» Your assignment
Go through the records, and copy each line in which the string "salida" is present.

» Exercise materials
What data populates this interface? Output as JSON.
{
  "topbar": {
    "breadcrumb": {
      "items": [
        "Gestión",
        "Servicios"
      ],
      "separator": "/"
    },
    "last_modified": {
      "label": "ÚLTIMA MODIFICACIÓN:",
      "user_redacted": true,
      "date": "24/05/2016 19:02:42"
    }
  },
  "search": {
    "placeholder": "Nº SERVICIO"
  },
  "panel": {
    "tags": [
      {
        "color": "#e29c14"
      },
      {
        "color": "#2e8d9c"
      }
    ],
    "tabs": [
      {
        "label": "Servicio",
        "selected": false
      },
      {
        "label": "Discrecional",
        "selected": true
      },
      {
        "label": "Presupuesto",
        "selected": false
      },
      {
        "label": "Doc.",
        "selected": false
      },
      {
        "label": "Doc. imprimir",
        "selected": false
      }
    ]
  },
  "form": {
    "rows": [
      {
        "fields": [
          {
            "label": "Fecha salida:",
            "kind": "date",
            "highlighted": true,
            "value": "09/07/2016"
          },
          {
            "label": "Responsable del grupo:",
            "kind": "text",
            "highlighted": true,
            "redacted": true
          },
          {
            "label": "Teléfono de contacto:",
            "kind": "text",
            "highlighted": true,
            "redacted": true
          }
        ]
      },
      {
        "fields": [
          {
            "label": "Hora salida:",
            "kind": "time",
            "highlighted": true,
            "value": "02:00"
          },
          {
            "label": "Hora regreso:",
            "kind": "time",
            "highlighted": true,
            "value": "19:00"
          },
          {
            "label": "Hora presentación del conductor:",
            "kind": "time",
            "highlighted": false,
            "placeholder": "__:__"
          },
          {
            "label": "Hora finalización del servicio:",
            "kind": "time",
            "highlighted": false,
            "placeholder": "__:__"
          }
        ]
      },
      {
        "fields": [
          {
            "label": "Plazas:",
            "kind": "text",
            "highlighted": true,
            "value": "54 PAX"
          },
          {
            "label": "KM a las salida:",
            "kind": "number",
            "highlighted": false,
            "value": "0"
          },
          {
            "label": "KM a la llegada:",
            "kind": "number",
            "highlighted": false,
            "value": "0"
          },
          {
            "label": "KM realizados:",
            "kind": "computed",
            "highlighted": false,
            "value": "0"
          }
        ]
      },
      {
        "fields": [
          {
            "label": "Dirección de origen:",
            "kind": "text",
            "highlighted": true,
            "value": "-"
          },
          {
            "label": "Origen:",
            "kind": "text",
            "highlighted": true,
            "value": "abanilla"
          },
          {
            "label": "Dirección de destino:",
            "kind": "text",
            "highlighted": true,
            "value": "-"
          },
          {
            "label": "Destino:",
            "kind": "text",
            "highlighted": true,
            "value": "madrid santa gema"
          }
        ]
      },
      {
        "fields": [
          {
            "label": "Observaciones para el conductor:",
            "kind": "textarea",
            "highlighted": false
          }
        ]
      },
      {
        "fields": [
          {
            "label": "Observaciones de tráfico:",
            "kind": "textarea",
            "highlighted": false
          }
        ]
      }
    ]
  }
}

» Task solution
            "label": "Fecha salida:",
            "label": "Hora salida:",
            "label": "KM a las salida:",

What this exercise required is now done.